A Case Study on Prioritizing Interdepartmental Coordination & Accountability Vision Zero infrastructure and policy changes don’t just happen in a vacuum. It all starts with internal commitment, leadership and clear accountability to prioritize safety. Our new case study shares in-depth tips on the importance of planning and coordinating among diverse stakeholders to ensure successful actions, measure […]
A new resource helping cities and regional agencies collaborate on safety measurement, funding, policy, and planning The role of Metropolitan Planning Organizations, or MPOs, is receiving increasing attention as more people across the country acknowledge the travesty of preventable loss of lives on our roadways and adopt a Vision Zero approach to eliminate traffic […]
At its core, Vision Zero recognizes that all people have the right to move about their communities safely. All people. At its core, Vision Zero is about ensuring equity on our streets, sidewalks, and bikeways. We share this case study and call on city and community leaders to center equity in their Vision Zero work. […]
A New Resource from the Vision Zero Network Vision Zero. The words are intriguing…captivating even. The bold concept appeals to many people. After all, who would be against the goal of reducing the number of needless traffic deaths to zero? And, the urgency is unambiguous, given that more than 35,000 people were killed (and millions more […]
Vision Zero is, at its core, about equity. It is about setting and achieving the morally imperative goal of ensuring that everyone can move about their communities safely.
In this case study, we look at how cities can make relatively simple, inexpensive technology, policy, and training improvements to large vehicles to come closer to achieving Vision Zero. Early-adopter Vision Zero cities such as New York, Boston, Washington D.C., and San Francisco have experienced success in recent years, following cities in Europe, Asia, and Latin […]
Cross-departmental collaboration is one of the necessary elements for effective Vision Zero efforts. Traffic safety is not the purview of any single department, and Vision Zero projects often demand buy-in and leadership from multiple agencies within a city structure, including Transportation, Public Works, Police, and Public Health, among others. While it’s not glamorous or even visible to most of the public, one of the most important things a city can do is make sure its internal processes allow for – and even incentivize – strong cooperation between agencies to advance Vision Zero.
We’re pleased to announce the launch of the Vision Zero Network Resource Library. The Library contains some of the best emerging practices and samples of Vision Zero legislation, case studies, implementation plans, studies, campaigns and more from cities in the U.S. and around the world.
Communicating effectively to advance street safety is not a new goal, but Vision Zero is bringing greater urgency and critical thinking to this need. It also brings together a wider and more diverse range of stakeholders who recognize the value of well-planned, measureable communication efforts. In this case study, we look at two early-adopter cities’ — New York City and San Francisco — promising approaches to communicating about Vision Zero in order to garner attention and influence behavior — at all levels of society.
One of the defining characteristics of Vision Zero is the fundamental focus on breaking down silos and uniting local stakeholders behind common goals.
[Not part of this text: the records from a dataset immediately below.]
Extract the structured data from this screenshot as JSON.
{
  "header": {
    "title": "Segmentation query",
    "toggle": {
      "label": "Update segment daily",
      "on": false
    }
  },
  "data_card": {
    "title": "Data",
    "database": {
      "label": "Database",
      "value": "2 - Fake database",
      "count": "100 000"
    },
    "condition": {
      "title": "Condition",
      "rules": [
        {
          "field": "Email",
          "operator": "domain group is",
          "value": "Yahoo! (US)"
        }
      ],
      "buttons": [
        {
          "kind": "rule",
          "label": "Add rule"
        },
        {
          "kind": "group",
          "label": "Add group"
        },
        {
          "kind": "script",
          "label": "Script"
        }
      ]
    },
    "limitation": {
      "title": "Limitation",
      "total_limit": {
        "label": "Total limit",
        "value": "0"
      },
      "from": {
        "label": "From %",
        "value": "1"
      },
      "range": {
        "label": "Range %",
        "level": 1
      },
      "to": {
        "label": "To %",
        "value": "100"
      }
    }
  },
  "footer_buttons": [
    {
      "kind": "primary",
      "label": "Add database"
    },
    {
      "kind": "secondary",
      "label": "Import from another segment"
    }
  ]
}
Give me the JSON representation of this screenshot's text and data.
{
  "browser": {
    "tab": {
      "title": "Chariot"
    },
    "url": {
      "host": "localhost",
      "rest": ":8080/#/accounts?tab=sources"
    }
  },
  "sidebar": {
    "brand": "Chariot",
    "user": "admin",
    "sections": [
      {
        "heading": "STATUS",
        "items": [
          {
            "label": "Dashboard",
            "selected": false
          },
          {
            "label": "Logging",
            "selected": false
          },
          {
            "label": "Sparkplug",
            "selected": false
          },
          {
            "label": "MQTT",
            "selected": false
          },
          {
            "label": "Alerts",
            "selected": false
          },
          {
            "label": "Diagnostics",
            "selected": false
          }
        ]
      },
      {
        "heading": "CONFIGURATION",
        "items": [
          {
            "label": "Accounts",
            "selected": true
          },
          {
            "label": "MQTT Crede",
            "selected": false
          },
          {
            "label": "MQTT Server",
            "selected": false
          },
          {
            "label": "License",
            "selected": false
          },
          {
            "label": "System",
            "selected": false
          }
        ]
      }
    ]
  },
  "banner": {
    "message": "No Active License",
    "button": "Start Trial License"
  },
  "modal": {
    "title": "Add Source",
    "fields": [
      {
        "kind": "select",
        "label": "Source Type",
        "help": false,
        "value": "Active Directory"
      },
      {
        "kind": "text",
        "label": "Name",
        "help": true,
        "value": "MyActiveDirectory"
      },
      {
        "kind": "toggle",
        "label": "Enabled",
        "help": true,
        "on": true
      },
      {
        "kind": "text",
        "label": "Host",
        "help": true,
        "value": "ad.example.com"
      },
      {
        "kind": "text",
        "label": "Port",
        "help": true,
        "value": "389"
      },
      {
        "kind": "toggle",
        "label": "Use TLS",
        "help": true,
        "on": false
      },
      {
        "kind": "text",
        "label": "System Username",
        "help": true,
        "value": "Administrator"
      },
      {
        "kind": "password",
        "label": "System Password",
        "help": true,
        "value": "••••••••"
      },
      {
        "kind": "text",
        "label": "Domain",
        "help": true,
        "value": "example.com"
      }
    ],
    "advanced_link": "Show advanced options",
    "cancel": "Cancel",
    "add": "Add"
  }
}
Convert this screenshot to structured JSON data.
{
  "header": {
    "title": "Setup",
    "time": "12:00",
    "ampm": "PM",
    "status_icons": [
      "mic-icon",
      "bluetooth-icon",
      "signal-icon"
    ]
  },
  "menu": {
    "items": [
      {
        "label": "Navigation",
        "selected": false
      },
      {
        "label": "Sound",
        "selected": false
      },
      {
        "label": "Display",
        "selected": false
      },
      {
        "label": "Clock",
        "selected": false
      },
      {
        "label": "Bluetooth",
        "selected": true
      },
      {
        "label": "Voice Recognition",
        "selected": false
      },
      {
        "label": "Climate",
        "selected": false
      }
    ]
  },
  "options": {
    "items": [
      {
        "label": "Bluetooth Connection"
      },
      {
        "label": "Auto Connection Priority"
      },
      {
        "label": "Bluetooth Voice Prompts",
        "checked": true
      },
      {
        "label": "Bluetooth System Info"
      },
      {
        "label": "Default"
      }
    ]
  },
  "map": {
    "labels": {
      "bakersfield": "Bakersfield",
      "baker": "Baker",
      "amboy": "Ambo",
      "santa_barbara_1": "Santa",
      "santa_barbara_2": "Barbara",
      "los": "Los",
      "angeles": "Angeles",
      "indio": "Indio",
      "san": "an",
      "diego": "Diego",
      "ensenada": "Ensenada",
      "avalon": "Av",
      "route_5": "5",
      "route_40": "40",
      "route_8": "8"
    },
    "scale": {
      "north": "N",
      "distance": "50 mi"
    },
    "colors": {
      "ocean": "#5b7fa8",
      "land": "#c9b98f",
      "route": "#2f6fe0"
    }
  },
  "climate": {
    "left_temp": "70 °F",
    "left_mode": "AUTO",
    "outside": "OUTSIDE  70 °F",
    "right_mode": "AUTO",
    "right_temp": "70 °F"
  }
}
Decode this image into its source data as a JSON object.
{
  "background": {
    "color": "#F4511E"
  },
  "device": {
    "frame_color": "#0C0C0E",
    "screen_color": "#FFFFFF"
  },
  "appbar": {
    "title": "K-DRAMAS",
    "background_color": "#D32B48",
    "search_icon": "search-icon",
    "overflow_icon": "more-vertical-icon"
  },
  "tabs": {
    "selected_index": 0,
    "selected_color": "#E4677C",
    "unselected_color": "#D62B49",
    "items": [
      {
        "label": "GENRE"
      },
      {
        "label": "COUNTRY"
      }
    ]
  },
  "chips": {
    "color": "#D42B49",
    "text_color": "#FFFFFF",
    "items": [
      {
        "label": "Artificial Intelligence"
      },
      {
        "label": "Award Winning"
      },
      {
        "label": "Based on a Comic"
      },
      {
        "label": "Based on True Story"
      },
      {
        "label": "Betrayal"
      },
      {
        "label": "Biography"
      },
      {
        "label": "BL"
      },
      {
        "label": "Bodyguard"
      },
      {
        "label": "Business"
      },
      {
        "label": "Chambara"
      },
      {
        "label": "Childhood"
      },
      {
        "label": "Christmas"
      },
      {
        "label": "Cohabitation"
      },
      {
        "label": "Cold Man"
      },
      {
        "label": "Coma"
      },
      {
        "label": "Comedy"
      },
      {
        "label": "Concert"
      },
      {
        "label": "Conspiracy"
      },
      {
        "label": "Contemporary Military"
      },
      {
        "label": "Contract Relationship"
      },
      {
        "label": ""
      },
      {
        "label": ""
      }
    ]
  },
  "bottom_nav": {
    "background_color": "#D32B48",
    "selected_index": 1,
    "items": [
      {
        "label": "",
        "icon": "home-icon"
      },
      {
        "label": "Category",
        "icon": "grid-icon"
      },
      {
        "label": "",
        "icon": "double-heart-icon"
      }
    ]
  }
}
Cross-departmental collaboration isn’t simply advisable — its importance cannot be emphasized enough as a critical foundation to a successful Vision Zero commitment. Cities like San Francisco, Los Angeles, Washington, D.C. and New York City have found ways to bridge unintentional but long-standing gaps between key local agencies and identified innovative means to build new organizational architecture to advance Vision Zero.